3 Ways HGTV’s ‘Cheap Old Houses’ Changes Up Renovation Reality Cliches
HGTV fans can’t stop talking about Cheap Old Houses, one of the newest shows on the network. The series follows Elizabeth and Ethan Finkelstein as they tour incredibly low-priced properties across the country. These historic gems often require extensive renovations, but with listing prices under $150,000, the effort is almost always worth it.
The show was inspired by the couple’s popular Instagram account by the same name. Cheap Old Houses on HGTV is debuting with 10 episodes that manage to reinvent the tried-and-true concept of the renovation reality show.
‘Cheap Old Houses’ is all about preserving a home’s history
Ripping out old, ugly cabinets and installing brand-new hardwood floors is the expensive yet simple way to do a renovation. On Cheap Old Houses, those tactics are abandoned in favor of preserving the histories.

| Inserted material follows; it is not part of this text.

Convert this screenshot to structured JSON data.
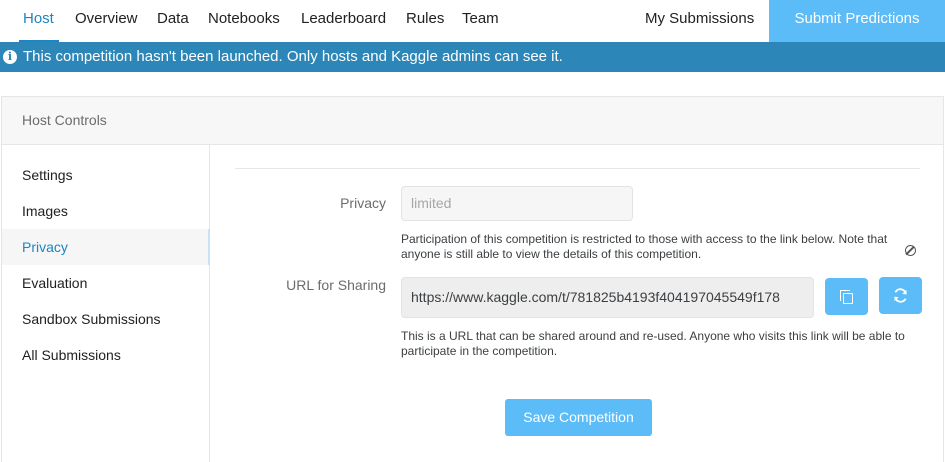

One major difference the Cheap Old Houses hosts have is they don’t tackle renovations on the show. Instead, they tour houses for sale and imagine what type of restorations would suit each property. The Finkelsteins never advocate for brand new stuff but would much rather restore what’s already there.
The HGTV hosts believe each house is unique
The Cheap Old Houses stars don’t advocate a one-size-fits-all approach to renovating. “What you can do in an old house really depends on the house that you have,” Elizabeth told Real Simple. “There are so many different types of old houses, and each one is a unique item, so it’s all about listening to feedback from your particular house.”
In the first episode, the HGTV hosts discovered the original front door hidden in storage. They also recommended refurbishing the Victorian era pocket doors instead of tearing down walls and creating an open concept like some other renovators might.
‘Cheap Old Houses’ hosts say patience is key
It can be tempting to start renovations right away. However, the Finkelsteins insist that a home improvement project will benefit from a bit of patience and thoughtful planning.
“We really preach the idea of slow restoration and anyone restoring an old house the right way will live with it and understand its quirks for a while before getting in and digging it up,” Elizabeth told Real Simple.
“When we moved into our house, I had an idea of what I wanted my kitchen to be and if we had had the money to do it right away, I probably would have done it wrong,” she continued. “But having lived in that house for as long as we have, I’m not fighting with that now. I know what the house is; I know that it always had a small kitchen, and a small kitchen is perfect for the house.”
They think old home trends will become new again
Modern renovators are still loving the modern farmhouse aesthetic. But the Cheap Old Houses hosts insist quirky, older styles will make a comeback.
For example, they fell in love with an all-pink bathroom in one early episode of the show. “A lot of people would probably go in and be like, ‘this is outdated,’ and take it out,” Elizabeth says of the room. “And we hope that this show encourages people to think beyond that a little bit, and understand why things are the way they are, and why that bathroom is so significant to the world.”
Catch new episodes of Cheap Old Houses on HGTV Monday nights at 9 p.m.